The small region's true distinctive quality wine is represented by a richness and variability of vineyards. The best wines? Here is our list.

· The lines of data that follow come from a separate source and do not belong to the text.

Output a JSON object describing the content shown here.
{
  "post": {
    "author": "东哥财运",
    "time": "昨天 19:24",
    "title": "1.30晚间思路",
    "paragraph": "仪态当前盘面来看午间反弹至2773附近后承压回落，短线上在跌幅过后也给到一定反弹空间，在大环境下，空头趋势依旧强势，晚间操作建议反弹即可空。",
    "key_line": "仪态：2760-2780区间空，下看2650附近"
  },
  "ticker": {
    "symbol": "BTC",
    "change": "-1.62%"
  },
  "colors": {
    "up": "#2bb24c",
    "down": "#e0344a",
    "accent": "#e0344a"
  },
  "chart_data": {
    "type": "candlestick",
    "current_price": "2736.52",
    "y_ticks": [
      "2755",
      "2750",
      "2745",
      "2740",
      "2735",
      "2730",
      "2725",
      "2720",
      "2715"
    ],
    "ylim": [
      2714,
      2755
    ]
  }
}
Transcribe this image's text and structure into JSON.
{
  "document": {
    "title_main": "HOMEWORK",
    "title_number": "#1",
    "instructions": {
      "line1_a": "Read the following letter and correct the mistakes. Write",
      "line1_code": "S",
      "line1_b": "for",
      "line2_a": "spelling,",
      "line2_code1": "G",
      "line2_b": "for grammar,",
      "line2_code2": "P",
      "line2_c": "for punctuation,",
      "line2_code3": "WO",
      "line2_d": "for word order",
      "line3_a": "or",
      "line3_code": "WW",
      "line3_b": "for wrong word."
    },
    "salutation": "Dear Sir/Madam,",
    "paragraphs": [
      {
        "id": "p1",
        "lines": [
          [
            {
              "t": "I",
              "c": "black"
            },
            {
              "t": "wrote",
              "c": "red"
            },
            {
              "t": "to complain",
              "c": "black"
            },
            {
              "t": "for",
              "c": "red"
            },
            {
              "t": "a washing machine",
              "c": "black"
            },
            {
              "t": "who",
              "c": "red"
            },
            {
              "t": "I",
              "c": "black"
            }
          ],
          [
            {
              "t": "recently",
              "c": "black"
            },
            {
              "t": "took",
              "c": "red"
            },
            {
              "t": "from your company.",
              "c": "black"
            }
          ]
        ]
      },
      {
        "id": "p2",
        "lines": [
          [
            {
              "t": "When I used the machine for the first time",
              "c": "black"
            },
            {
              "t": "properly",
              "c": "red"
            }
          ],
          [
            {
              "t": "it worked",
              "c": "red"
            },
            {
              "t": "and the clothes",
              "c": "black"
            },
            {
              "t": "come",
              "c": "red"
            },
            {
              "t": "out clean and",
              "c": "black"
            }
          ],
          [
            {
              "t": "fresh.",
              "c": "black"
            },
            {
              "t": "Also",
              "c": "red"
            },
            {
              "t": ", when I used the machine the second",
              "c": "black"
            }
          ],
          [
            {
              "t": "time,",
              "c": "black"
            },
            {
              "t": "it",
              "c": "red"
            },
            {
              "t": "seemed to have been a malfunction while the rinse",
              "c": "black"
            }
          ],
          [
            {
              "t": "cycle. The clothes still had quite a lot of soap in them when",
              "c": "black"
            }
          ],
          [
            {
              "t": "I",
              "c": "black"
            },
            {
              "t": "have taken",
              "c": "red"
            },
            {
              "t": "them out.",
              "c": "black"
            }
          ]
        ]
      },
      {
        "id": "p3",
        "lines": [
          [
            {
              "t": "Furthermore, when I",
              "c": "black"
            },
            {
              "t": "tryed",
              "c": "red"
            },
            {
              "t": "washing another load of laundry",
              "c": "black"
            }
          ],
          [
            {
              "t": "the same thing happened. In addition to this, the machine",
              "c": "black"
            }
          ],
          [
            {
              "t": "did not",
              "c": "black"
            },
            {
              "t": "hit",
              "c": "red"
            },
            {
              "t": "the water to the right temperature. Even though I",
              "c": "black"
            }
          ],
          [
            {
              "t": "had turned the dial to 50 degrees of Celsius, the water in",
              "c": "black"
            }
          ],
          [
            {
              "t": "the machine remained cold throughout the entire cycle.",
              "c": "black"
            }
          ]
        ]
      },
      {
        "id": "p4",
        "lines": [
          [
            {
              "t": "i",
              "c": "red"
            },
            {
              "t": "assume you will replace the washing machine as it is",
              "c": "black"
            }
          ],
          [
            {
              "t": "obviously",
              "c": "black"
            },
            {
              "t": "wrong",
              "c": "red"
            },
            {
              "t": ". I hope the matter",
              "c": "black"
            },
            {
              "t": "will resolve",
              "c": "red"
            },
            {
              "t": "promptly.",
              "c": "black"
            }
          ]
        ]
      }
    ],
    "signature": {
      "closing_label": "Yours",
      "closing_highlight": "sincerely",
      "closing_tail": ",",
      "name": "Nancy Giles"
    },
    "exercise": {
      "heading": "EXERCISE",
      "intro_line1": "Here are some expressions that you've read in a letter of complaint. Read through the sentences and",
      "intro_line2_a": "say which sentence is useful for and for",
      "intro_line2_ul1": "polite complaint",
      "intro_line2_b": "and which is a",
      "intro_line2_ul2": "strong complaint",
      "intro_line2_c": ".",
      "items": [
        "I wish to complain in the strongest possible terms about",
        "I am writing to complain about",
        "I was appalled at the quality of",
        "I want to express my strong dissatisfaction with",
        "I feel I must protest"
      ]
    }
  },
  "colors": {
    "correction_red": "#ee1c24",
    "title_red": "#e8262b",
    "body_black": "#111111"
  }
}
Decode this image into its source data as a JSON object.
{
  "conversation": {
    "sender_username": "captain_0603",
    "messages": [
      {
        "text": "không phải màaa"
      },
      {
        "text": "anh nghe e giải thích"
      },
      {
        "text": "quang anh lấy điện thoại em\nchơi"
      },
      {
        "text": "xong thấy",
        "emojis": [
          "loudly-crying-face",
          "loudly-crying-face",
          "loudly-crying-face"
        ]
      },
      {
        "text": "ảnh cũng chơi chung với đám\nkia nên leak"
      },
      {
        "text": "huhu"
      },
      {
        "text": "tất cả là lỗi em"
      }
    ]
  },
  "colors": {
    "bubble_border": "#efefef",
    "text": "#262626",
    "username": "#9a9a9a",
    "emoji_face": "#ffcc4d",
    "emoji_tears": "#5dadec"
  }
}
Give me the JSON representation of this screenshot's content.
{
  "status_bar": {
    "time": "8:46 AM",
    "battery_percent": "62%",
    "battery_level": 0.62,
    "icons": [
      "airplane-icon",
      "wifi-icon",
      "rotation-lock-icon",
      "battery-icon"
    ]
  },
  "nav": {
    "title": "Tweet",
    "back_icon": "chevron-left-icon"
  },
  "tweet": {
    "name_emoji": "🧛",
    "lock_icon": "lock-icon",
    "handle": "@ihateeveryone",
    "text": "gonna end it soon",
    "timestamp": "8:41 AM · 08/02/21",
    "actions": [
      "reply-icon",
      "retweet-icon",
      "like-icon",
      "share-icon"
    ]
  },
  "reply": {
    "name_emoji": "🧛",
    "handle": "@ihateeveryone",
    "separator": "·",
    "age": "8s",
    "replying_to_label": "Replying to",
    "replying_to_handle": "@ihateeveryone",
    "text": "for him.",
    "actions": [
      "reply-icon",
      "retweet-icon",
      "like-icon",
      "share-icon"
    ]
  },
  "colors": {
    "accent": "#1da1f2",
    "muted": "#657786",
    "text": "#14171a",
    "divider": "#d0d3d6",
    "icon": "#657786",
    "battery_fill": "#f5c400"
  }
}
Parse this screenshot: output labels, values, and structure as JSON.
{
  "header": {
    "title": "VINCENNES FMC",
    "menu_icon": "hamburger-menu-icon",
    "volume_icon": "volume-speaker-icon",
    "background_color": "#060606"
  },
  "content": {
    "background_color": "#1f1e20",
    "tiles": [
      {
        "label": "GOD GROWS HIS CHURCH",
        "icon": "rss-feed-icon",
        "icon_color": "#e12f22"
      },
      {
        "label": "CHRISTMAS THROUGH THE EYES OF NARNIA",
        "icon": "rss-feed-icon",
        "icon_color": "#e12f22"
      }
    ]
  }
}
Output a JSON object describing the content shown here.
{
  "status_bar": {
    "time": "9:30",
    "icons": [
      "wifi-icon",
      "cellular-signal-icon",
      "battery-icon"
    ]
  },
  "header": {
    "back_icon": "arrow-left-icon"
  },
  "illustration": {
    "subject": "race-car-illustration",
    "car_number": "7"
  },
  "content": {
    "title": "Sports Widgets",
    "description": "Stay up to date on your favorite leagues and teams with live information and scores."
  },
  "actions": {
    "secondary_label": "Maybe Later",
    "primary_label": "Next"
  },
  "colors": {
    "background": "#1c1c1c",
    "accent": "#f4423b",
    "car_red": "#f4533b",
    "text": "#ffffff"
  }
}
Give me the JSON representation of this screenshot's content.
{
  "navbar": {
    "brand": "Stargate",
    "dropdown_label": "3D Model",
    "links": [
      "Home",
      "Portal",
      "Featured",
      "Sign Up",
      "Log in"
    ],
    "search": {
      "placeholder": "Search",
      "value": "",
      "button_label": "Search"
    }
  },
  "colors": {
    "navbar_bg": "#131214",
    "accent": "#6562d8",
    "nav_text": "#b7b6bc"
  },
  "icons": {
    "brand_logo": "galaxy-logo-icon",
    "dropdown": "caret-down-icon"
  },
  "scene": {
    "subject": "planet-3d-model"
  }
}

Aosta Valley remains a somewhat marginal wine producing region in Italy, with an average production volume of about two million liters. That is, if everything were to get bottled, it would amount to just over two and a half million bottles, significantly less than the largest national producers. What makes Aosta Valley truly unique is its geography. From Donnas to Courmayeur, it’s impossible to find two territories that are alike. More than anything, the region offers a wide variety of cultivar, with native grapes and non-native varieties perfectly complementing one another. Among the reds, their succulent and powerful Syrahs and Fumins alternate with more multifaceted and delicate Pinot Noirs and Petit Rouges. Among the whites we see fresh Prié Blancs and Petite Arvines (a grape that’s on the rise) serving as a counterpoint to more buttery Chardonnays and Malvoisies (Pinot Grigio). Its great variety comes from the enormous variability of its microclimates, brought about by the position of its vineyards (Envers is situated on the right bank of the Dora Baltea, with northeastern exposure, while Adret is the hotter and more well-suited area situated on the left bank, with southern or western exposure), their terrain and especially their elevation, with vineyards planted anywhere from 300 to over 1100 meters above sea level. This richness and variability represents the small region’s true distinctive quality. After 2017, which was disastrous from a climatic point of view, the valley’s vigneron are slowly recovering. After 2016 registered 2.1 million liters, 2017 saw just 1 million – that’s a loss of 53%. We send out our encouragement to Blanc di Morgex et de La Salle, which saw an entire season of work go up in smoke. Some producers registered losses of 98%. In the 2019 edition of Italian Wines no new wineries from the region received awards but our tastings did see Anselmet back on top with their splendid selection of Chardonnay. The final count? Two Chardonnays, two Petite Arvines, a Fumin and a Moscato Passito. The nice surprise this year lies in the slow revival of Bassa Valle and Donnas, two areas we’ll be sure to hear more from soon.
Sopraquota 900 – Rosset Terroir
Valle d’Aosta Chambave Muscat Fletrì ’16 – La Vrille
Valle d’Aosta Chardonnay Cuvée Bois ’16 – Les Crêtes
Valle d’Aosta Chardonnay Main et Cœur ’16 – Maison Anselmet
Valle d’Aosta Fumin ’16 – Lo Triolet
Valle d’Aosta Petite Arvine ’17 – Elio Ottin